The release of Teenage Mutant Ninja Turtles: Shredder’s Revenge last month made my inner child very happy. That child still remembers fondly the old TNMT (typing Teenage Mutant… is getting old) Game Boy games, and although I never owned the first one back then, I reckoned I’d start there: Konami’s 1990 release and first attempt to draw some ninja shells in a petite resolution devoid of color. How will these Turtles now be recognized? By their weapon, of course!
Fall of the Foot Clan isn’t the first Turtles game on a Nintendo system, the 1989 NES version preceded it. The Game Boy games aren’t the most popular Turtles versions either, but some of them are really, really good—we’ll eventually get to them. This one isn’t. It does deserve credit to some degree. The Game Boy was very new, Konami also fucked up the first Castlevania handheld game, so let’s assume they had quite a bit of trouble mastering the development for the system. Here, the Turtles and enemies have nice big sprites, and some backgrounds are detailed adequately enough for such an early release.
Perhaps it’s precisely because of those fairly large sprites, but the game is far from a smooth beat ‘em up. It looks like Konami interpreted “turtles” too literally; at one point I had the feeling that I was crawling just to reach the end of a stage. Furthermore, ghosting issues persist to haunt the player (ha!)—I think the Foot Clan employed these techniques by accident, but it’s funnily enough something that could match a sneaky ninja trying to backstab the do-gooders.
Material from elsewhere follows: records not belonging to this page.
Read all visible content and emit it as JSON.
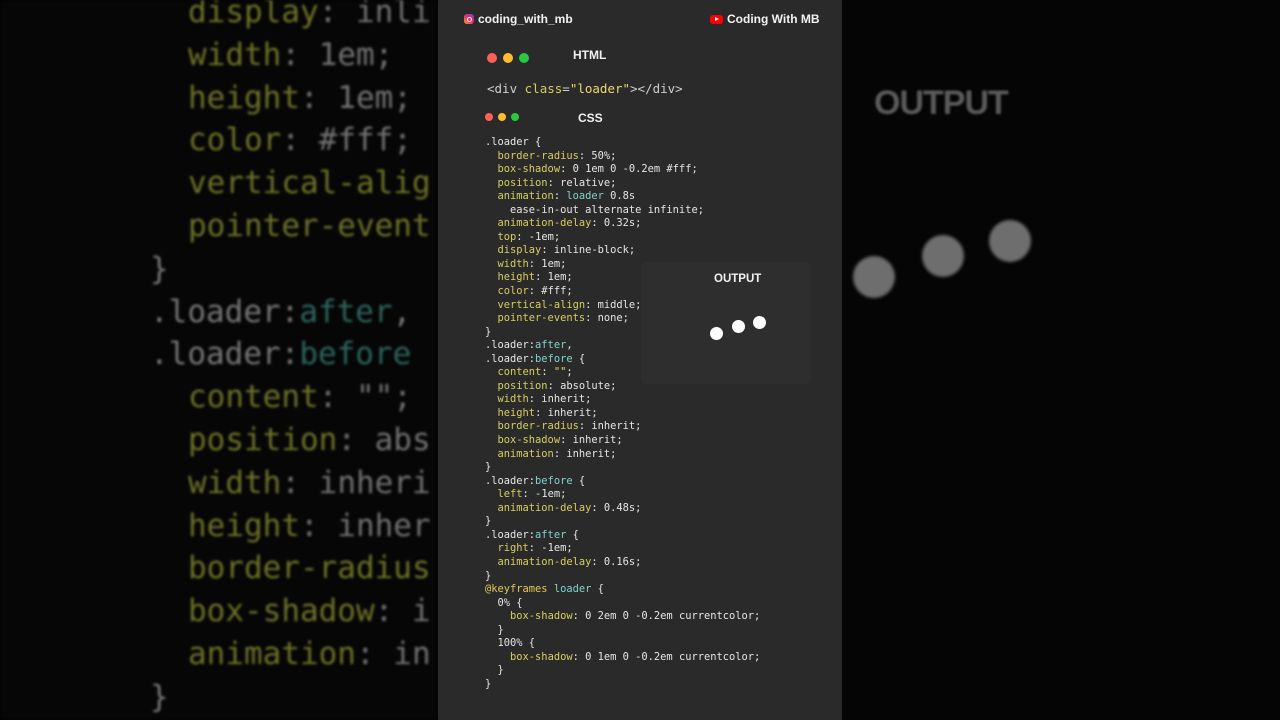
{
  "background_code_left": [
    {
      "prop": "display",
      "val": ": inli"
    },
    {
      "prop": "width",
      "val": ": 1em;"
    },
    {
      "prop": "height",
      "val": ": 1em;"
    },
    {
      "prop": "color",
      "val": ": #fff;"
    },
    {
      "prop": "vertical-alig",
      "val": ""
    },
    {
      "prop": "pointer-event",
      "val": ""
    },
    {
      "plain": "}"
    },
    {
      "sel": ".loader:",
      "pseudo": "after",
      "tail": ","
    },
    {
      "sel": ".loader:",
      "pseudo": "before",
      "tail": ""
    },
    {
      "prop": "content",
      "val": ": \"\";"
    },
    {
      "prop": "position",
      "val": ": abs"
    },
    {
      "prop": "width",
      "val": ": inheri"
    },
    {
      "prop": "height",
      "val": ": inher"
    },
    {
      "prop": "border-radius",
      "val": ""
    },
    {
      "prop": "box-shadow",
      "val": ": i"
    },
    {
      "prop": "animation",
      "val": ": in"
    },
    {
      "plain": "}"
    }
  ],
  "background_right": {
    "output_label": "OUTPUT"
  },
  "header": {
    "instagram_handle": "coding_with_mb",
    "youtube_channel": "Coding With MB"
  },
  "html_section": {
    "title": "HTML",
    "code": {
      "open": "<div ",
      "attr": "class",
      "eq": "=",
      "value": "\"loader\"",
      "close": "></div>"
    }
  },
  "css_section": {
    "title": "CSS",
    "lines": [
      {
        "indent": 0,
        "sel": ".loader",
        "tail": " {"
      },
      {
        "indent": 1,
        "prop": "border-radius",
        "val": ": 50%;"
      },
      {
        "indent": 1,
        "prop": "box-shadow",
        "val": ": 0 1em 0 -0.2em #fff;"
      },
      {
        "indent": 1,
        "prop": "position",
        "val": ": relative;"
      },
      {
        "indent": 1,
        "prop": "animation",
        "val": ": ",
        "valsel": "loader",
        "val2": " 0.8s"
      },
      {
        "indent": 2,
        "plain": "ease-in-out alternate infinite;"
      },
      {
        "indent": 1,
        "prop": "animation-delay",
        "val": ": 0.32s;"
      },
      {
        "indent": 1,
        "prop": "top",
        "val": ": -1em;"
      },
      {
        "indent": 1,
        "prop": "display",
        "val": ": inline-block;"
      },
      {
        "indent": 1,
        "prop": "width",
        "val": ": 1em;"
      },
      {
        "indent": 1,
        "prop": "height",
        "val": ": 1em;"
      },
      {
        "indent": 1,
        "prop": "color",
        "val": ": #fff;"
      },
      {
        "indent": 1,
        "prop": "vertical-align",
        "val": ": middle;"
      },
      {
        "indent": 1,
        "prop": "pointer-events",
        "val": ": none;"
      },
      {
        "indent": 0,
        "plain": "}"
      },
      {
        "indent": 0,
        "sel": ".loader:",
        "pseudo": "after",
        "tail": ","
      },
      {
        "indent": 0,
        "sel": ".loader:",
        "pseudo": "before",
        "tail": " {"
      },
      {
        "indent": 1,
        "prop": "content",
        "val": ": ",
        "valstr": "\"\"",
        "val2": ";"
      },
      {
        "indent": 1,
        "prop": "position",
        "val": ": absolute;"
      },
      {
        "indent": 1,
        "prop": "width",
        "val": ": inherit;"
      },
      {
        "indent": 1,
        "prop": "height",
        "val": ": inherit;"
      },
      {
        "indent": 1,
        "prop": "border-radius",
        "val": ": inherit;"
      },
      {
        "indent": 1,
        "prop": "box-shadow",
        "val": ": inherit;"
      },
      {
        "indent": 1,
        "prop": "animation",
        "val": ": inherit;"
      },
      {
        "indent": 0,
        "plain": "}"
      },
      {
        "indent": 0,
        "sel": ".loader:",
        "pseudo": "before",
        "tail": " {"
      },
      {
        "indent": 1,
        "prop": "left",
        "val": ": -1em;"
      },
      {
        "indent": 1,
        "prop": "animation-delay",
        "val": ": 0.48s;"
      },
      {
        "indent": 0,
        "plain": "}"
      },
      {
        "indent": 0,
        "sel": ".loader:",
        "pseudo": "after",
        "tail": " {"
      },
      {
        "indent": 1,
        "prop": "right",
        "val": ": -1em;"
      },
      {
        "indent": 1,
        "prop": "animation-delay",
        "val": ": 0.16s;"
      },
      {
        "indent": 0,
        "plain": "}"
      },
      {
        "indent": 0,
        "at": "@keyframes",
        "atname": " loader",
        "tail": " {"
      },
      {
        "indent": 1,
        "plain": "0% {"
      },
      {
        "indent": 2,
        "prop": "box-shadow",
        "val": ": 0 2em 0 -0.2em currentcolor;"
      },
      {
        "indent": 1,
        "plain": "}"
      },
      {
        "indent": 1,
        "plain": "100% {"
      },
      {
        "indent": 2,
        "prop": "box-shadow",
        "val": ": 0 1em 0 -0.2em currentcolor;"
      },
      {
        "indent": 1,
        "plain": "}"
      },
      {
        "indent": 0,
        "plain": "}"
      }
    ]
  },
  "output_section": {
    "title": "OUTPUT"
  },
  "colors": {
    "panel_bg": "#2a2a2b",
    "property": "#d6cf5e",
    "selector": "#7fd4c8",
    "traffic_red": "#ff5f57",
    "traffic_yellow": "#febc2e",
    "traffic_green": "#28c840"
  },
  "icons": {
    "instagram": "instagram-icon",
    "youtube": "youtube-icon"
  }
}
What are the key characteristics of a beat ‘em up? Smooth running from left to right: che—erhm, fail. Lots of beating, check? That’ll depend. Enemies jump at you from all angles: they appear to the left and to the right of you, jump at you from below or from above. But in the end, it feels more like a rhythm game: if you change directions on the right time and press
A to attack, a short kapow signifies all enemies that have been neatly lined up exploded into a small dust cloud. Only in the very last stage, stage 5, the pesky robots with electric leashes take two hits to kill.
There isn’t a lot of variation either. Later (handheld) Turtle games involve elevator fights, avoiding stuff coming out of windows, the iconic sewer pitfall, and so forth. In the first iteration, it’s ninja’s, robots (the pesky flying ones and the even peskier hungry ones), falling bricks (that can be destroyed?), and an awful lot of rolling barrels to avoid. No skateboard or airboard chase scenes, no vehicles, no local link multiplayer.
Each stage—there are five of them—has a first part (for instance, the what I presume are New York streets, the riverside/swamps? Not sure?) and a second part, which is almost always in the sewers. The musical score changes accordingly, which by the way is quite good; a lot better than the gameplay. At the end of that section, you’ll encounter one of the iconic Turtle bosses: Bebop, Rocksteady, Shredder, and so forth. Shredder is the boss of stage 4, and he doesn’t do a whole lot except swing a silly looking sword and disappear to change positions. If it’s life points you’re going to lose, it’ll be because you were overwhelmed before approaching the boss.
In-between stages, Fall of the Foot Clan does its best to tell a story using stills, such as the Technodrome image in the screenshot above. You’ll have to imagine it moving and making excruciatingly loud noises. Again, for being 1990, it’s a commendable effort that could have been left out.
There’s no password or save system, but instead, you can select which stage you’d like to tackle with a Ninja Turtle of your choice—given that he’s not been “captured” (died) before. Unfortunately, the stages are very short. Being
128 K, the game ROM is twice the size of Super Mario Land, but that’s still very small and just using one memory bank. Given the relatively impressive sprite size and detail, the game can’t really be faulted for that. Still, you’ll help The Foot Clan fall faster than an average dinner.
In 2022, TNMT: Fall of the Foot Clan is an interesting curiosity that played a role towards handheld Turtle mastery, but it was the first of three entries, and it’s also the least interesting to go back to. The cart is pretty cheap, so if you’re so inclined, feel free to check it out, or wait for the TNMT: The Cowabunga Collection instead.